Segment Open

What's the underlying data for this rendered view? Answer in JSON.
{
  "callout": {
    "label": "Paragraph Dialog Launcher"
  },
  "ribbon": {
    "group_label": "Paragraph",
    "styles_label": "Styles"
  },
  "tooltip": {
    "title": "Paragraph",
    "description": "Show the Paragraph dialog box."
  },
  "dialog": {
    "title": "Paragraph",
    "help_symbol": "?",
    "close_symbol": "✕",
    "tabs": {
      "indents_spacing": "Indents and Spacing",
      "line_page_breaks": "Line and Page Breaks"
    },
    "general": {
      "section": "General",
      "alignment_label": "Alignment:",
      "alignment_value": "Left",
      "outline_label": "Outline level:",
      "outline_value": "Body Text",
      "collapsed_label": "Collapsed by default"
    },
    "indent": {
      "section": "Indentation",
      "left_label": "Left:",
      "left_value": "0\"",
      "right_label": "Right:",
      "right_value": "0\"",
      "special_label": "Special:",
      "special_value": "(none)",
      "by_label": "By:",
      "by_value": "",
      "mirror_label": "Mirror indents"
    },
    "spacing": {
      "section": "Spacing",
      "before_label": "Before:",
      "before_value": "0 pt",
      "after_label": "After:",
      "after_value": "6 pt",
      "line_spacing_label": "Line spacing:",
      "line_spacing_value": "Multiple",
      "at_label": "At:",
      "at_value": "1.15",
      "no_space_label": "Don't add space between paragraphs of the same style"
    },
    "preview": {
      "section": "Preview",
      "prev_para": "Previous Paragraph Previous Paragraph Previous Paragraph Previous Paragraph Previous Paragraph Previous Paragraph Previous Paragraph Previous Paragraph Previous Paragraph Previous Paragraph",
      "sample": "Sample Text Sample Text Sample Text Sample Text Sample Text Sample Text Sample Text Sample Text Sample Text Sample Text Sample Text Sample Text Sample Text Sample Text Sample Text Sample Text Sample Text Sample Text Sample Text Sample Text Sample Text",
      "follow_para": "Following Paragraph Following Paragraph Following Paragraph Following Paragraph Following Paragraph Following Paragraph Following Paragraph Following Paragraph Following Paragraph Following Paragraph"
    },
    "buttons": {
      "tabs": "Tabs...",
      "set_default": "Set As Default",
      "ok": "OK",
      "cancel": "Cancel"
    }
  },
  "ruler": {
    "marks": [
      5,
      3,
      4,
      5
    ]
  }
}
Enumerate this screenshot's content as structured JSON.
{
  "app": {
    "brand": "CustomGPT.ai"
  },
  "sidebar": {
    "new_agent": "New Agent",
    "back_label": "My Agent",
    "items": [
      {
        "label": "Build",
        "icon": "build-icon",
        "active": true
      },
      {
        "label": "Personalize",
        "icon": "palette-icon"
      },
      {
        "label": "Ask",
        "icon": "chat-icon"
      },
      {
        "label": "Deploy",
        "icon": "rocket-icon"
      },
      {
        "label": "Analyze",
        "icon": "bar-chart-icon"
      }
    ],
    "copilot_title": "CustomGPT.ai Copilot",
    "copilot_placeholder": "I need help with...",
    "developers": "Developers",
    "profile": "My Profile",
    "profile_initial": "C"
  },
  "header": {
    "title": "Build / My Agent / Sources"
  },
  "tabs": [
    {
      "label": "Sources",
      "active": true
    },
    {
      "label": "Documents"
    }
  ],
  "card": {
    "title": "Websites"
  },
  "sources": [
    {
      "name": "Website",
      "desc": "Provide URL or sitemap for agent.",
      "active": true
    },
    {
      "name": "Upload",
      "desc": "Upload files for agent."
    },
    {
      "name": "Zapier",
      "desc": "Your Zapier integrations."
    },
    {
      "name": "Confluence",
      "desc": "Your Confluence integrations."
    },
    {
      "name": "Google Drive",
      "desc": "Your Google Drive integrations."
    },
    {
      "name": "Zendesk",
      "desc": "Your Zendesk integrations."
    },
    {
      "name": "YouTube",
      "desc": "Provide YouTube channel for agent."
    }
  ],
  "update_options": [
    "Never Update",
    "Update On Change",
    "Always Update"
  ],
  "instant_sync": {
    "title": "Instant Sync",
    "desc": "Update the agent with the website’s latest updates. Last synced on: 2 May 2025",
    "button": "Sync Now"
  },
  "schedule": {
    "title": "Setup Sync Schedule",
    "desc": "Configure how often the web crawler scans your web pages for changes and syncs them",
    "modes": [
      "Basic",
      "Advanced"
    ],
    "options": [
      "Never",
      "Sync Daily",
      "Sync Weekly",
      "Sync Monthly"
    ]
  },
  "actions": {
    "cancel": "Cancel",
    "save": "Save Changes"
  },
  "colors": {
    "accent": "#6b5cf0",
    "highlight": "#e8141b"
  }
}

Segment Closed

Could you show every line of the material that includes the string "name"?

## Result
      "name": "Website",
      "name": "Upload",
      "name": "Zapier",
      "name": "Confluence",
      "name": "Google Drive",
      "name": "Zendesk",
      "name": "YouTube",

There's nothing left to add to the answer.